Axios Pro Exclusive Content

Republicans could face a big ACA dilemma in 2025

headshot
Nov 6, 2023
Illustration of a red health plus being held by an elephant trunk

Illustration: Natalie Peeples/Axios

The enhanced Affordable Care Act subsidies that Democrats passed in 2021 have overwhelmingly benefited red states that haven't expanded Medicaid, according to a recent Raymond James analysis.

Why it matters: The subsidy enhancements are set to expire in 2025, and although the conventional wisdom is that there's no way Republicans would help extend them, the analysis argues that it's Trump-state voters that have the most to lose should they lapse.

By the numbers: Total ACA enrollment went up by 43% nationally between 2020 and 2023, but was much higher in the states that haven't expanded Medicaid, the analysis found.

  • Enrollment increased by more than 2.5 million people in Florida and Texas alone, roughly half of the total national increase.
  • In Florida, nearly 15% of the population is now enrolled in an ACA plan.
  • States that former President Trump won in 2020 now make up nine of the 10 states with the highest portion of their populations enrolled in ACA plans, an increase from six of the top 10 in 2020.

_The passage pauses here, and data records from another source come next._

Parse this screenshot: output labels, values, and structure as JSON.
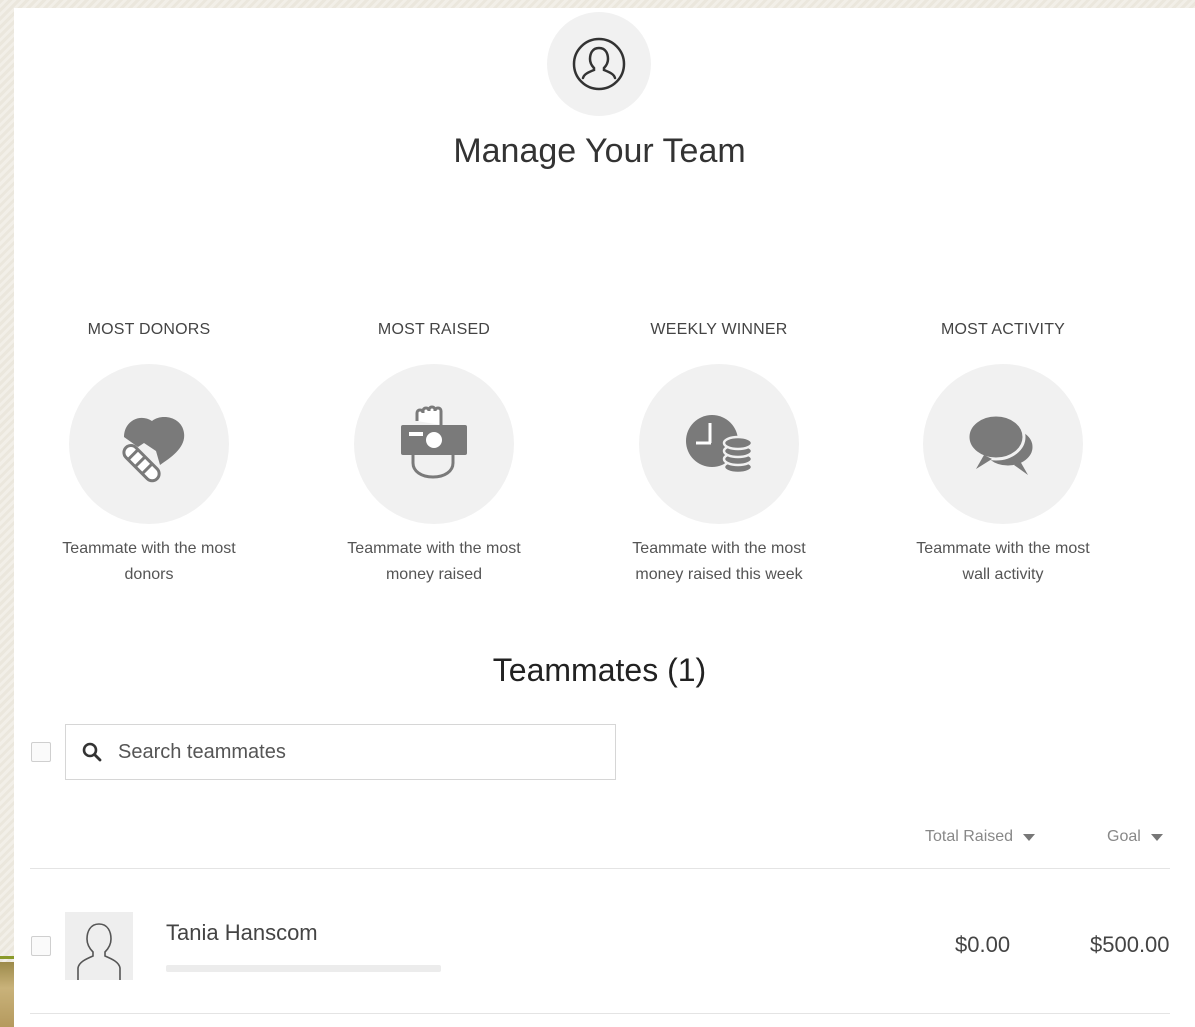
{
  "header": {
    "title": "Manage Your Team",
    "icon": "user-circle-icon"
  },
  "awards": [
    {
      "title": "MOST DONORS",
      "icon": "handshake-icon",
      "desc_line1": "Teammate with the most",
      "desc_line2": "donors"
    },
    {
      "title": "MOST RAISED",
      "icon": "money-hand-icon",
      "desc_line1": "Teammate with the most",
      "desc_line2": "money raised"
    },
    {
      "title": "WEEKLY WINNER",
      "icon": "clock-coins-icon",
      "desc_line1": "Teammate with the most",
      "desc_line2": "money raised this week"
    },
    {
      "title": "MOST ACTIVITY",
      "icon": "chat-bubbles-icon",
      "desc_line1": "Teammate with the most",
      "desc_line2": "wall activity"
    }
  ],
  "teammates": {
    "heading": "Teammates (1)",
    "search_placeholder": "Search teammates",
    "columns": {
      "total_raised": "Total Raised",
      "goal": "Goal"
    },
    "rows": [
      {
        "name": "Tania Hanscom",
        "total_raised": "$0.00",
        "goal": "$500.00",
        "progress": 0
      }
    ]
  },
  "colors": {
    "icon_gray": "#7a7a7a",
    "circle_bg": "#f1f1f1",
    "progress_fill": "#8ab03a"
  }
}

Yes, but: "For the expanded subsidies to continue, Congress needs to pass legislation to do so. We are skeptical this happens unless Democrats have complete control of the White House, House, and Senate after the 2024 elections," writes Raymond James analyst Chris Meekins.

  • According to Axios' Josh Kraushaar, an increasingly likely 2024 scenario is that the Senate could go Republican but the House could flip back to the Democrats.
  • Republicans may not be running on repealing the ACA anymore, but that's very different from voting to make enhancements permanent — especially expensive ones.
  • That being said, some of Republicans' tax cuts expire around the same time, which could leave some wiggle room for negotiation between the parties.

The intrigue: Meekins argues that "these expanded subsidies and enrollment resulting from them negate the need for Medicaid expansion in most of those remaining states, at least through 2025."

  • But the people whose incomes are below the federal poverty line still aren't eligible for ACA subsidies, meaning there is still a significant coverage gap in non-expansion states.
  • "For people with incomes in the 100-138% of the poverty level range, expanded subsidies probably do reduce the effect of expansion a bit by improving the options these enrollees have absent expansion," said the Brookings Institution's Matt Fiedler.
  • "Nevertheless, even these enrollees would likely see increased coverage under expansion because the Medicaid enrollment process is simpler in some respects."

Between the lines: The concentration of enrollment growth in non-expansion states could be because of several factors, Fiedler said.

  • For one thing, non-expansion states have already drawn higher enrollment, Fiedler said, since people between 100% and 138% of the federal poverty line are eligible for marketplace coverage in those states but not in expansion states.
  • Relatedly, "it's possible that the expanded subsidies are doing more to boost enrollment among lower-income enrollees than among higher-income enrollees," he added.
  • Other factors — like enrollment advertising efforts and pandemic Medicaid policy — also likely played a significant role, he said.

The bottom line: Letting the beefier ACA subsidies expire may have once been a political no-brainer for Republicans.

  • But with the law as entrenched as it is and now benefiting red-state voters even more than it did prior to 2021, that calculus could end up being more complicated than it used to be.
Go deeper